This time it's official. The Android 2.2 (Froyo) release is finally here, at least for Nexus One users, after several false alarms. This time, we know it's official, via a Google blog post on Monday afternoon. Starting today, Nexus One users will begin to receive the Android 2.2 (codenamed Froyo) over-the-air software update on their phones. This update provides some great new features including support for making your handset a portable hotspot and support for Adobe Flash within the browser. For a complete list of everything we’ve included in Android 2.2, please see the Android 2.2 Platform... Read more...
All good things must eventually end, and all not-so-good things must end even sooner. Google has never shied away from trying new things; innovation runs in the company's blood, and they obviously tried something very new with the launch of the Nexus One. It was the company's first smartphone, and even though it was built by HTC, it was Google's baby. They labeled it, they sold it, and they cared for it. They even attempted to deal with the technical support side, which went south as soon as many early adopters began having issues with 3G. Today, Google has decided to leave the tech support, and... Read more...
Just a few short months ago, Sprint proudly announced that Google's first smartphone (that they called their own) was coming to The Now Network. That would mean that the Nexus One had plans to be sold on all four major U.S. networks. Shortly after, Verizon (or Google) decided to pull the plug, insisting that users instead focus on the HTC Incredible for their Android fix. Now, Sprint has done something similar, suggesting that the upcoming HTC EVO 4G will be the go-to smartphone on Sprint's network. Announced this week, Sprint decided to reverse course and not ever offer the Nexus One, with a company... Read more...
Google's Nexus One, which is actually built by HTC, has been a pretty hit in the tech world. It's now available for AT&T, T-Mobile USA, Sprint and Verizon Wireless. Wait, scratch that last one. A few months ago, Google put up a page that stated a Verizon-compatible Nexus One would be available in the near future, and to keep checking back for updates. Today, we checked back, and the update that we found wasn't what we expected. Rather than shipping the first CDMA Nexus One on America's largest wireless carrier by subscription count, it looks like the Verizon Nexus One will never actually see... Read more...
Would you look at that?
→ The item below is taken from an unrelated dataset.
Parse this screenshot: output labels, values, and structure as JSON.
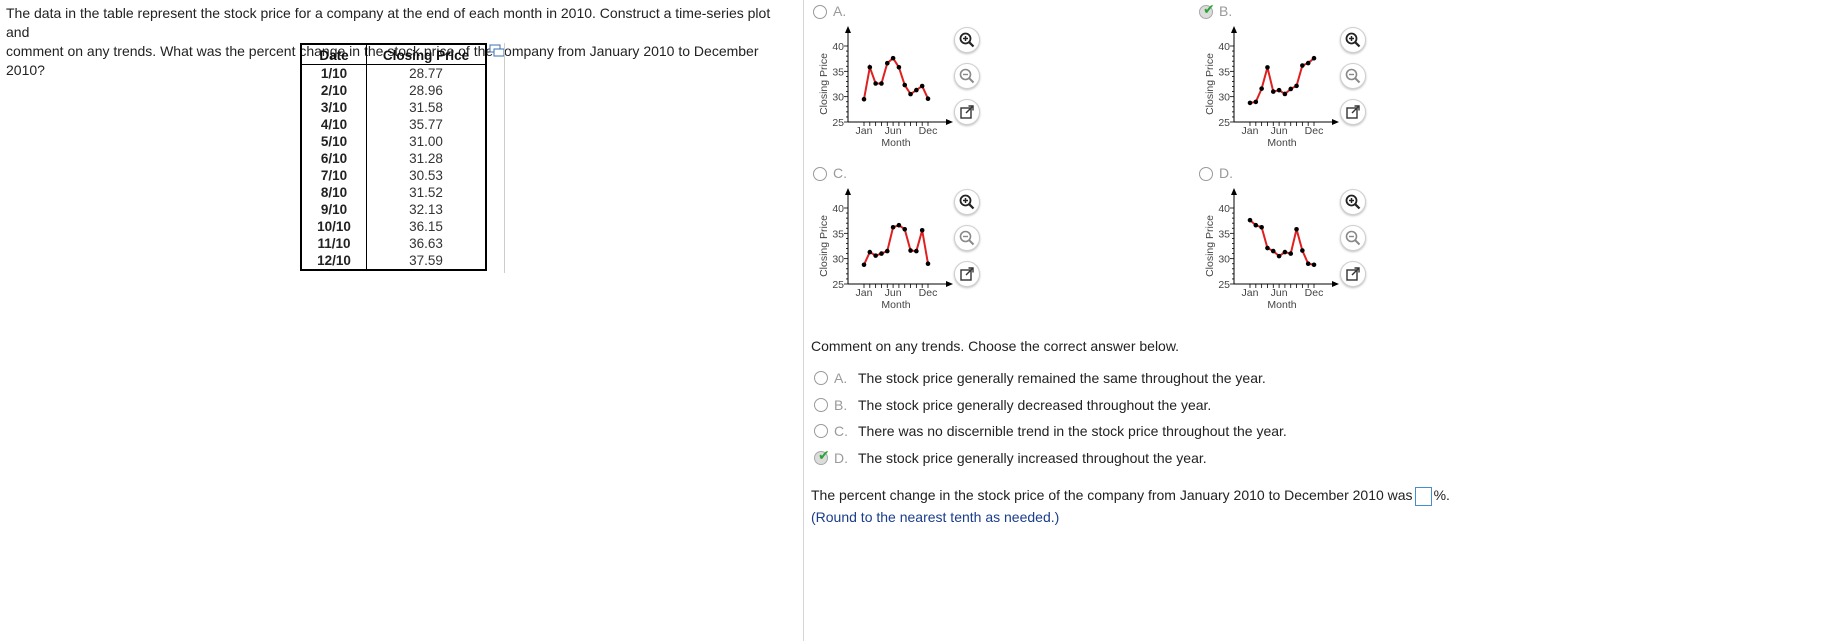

Soon after we learned of an AT&T-friendly version of the Google Nexus One smartphone, Sprint is coming out with an announcement of its own to let us know that it too will carry the Nexus One. So why would you choose one variant of this phone over the other? Sprint hopes its coverage will help: The wireless carrier claims it offers more coverage than AT&T and T-Mobile based on square miles. Although pricing and an exact availability date are still to come, we do know the Nexus One will not be available in any Sprint retail channels—you'll have to buy it directly from... Read more...
Some blunders are entirely understandable, like forgetting to put your pants on before walking out in public (we've all been there, right? Right?). Others have you scratching your head wondering 'what the frack were they thinking?' Google's latest move falls into the latter category, but we're getting ahead of ourselves. In a blog post this week, Google announced that its Nexus One smartphone "superphone" is now compatible with AT&T's 3G network, something that hasn't been possible up to this point since T-Mobile and AT&T use different 3G frequencies. So how'd Google do it? No deals with... Read more...
1 2 Next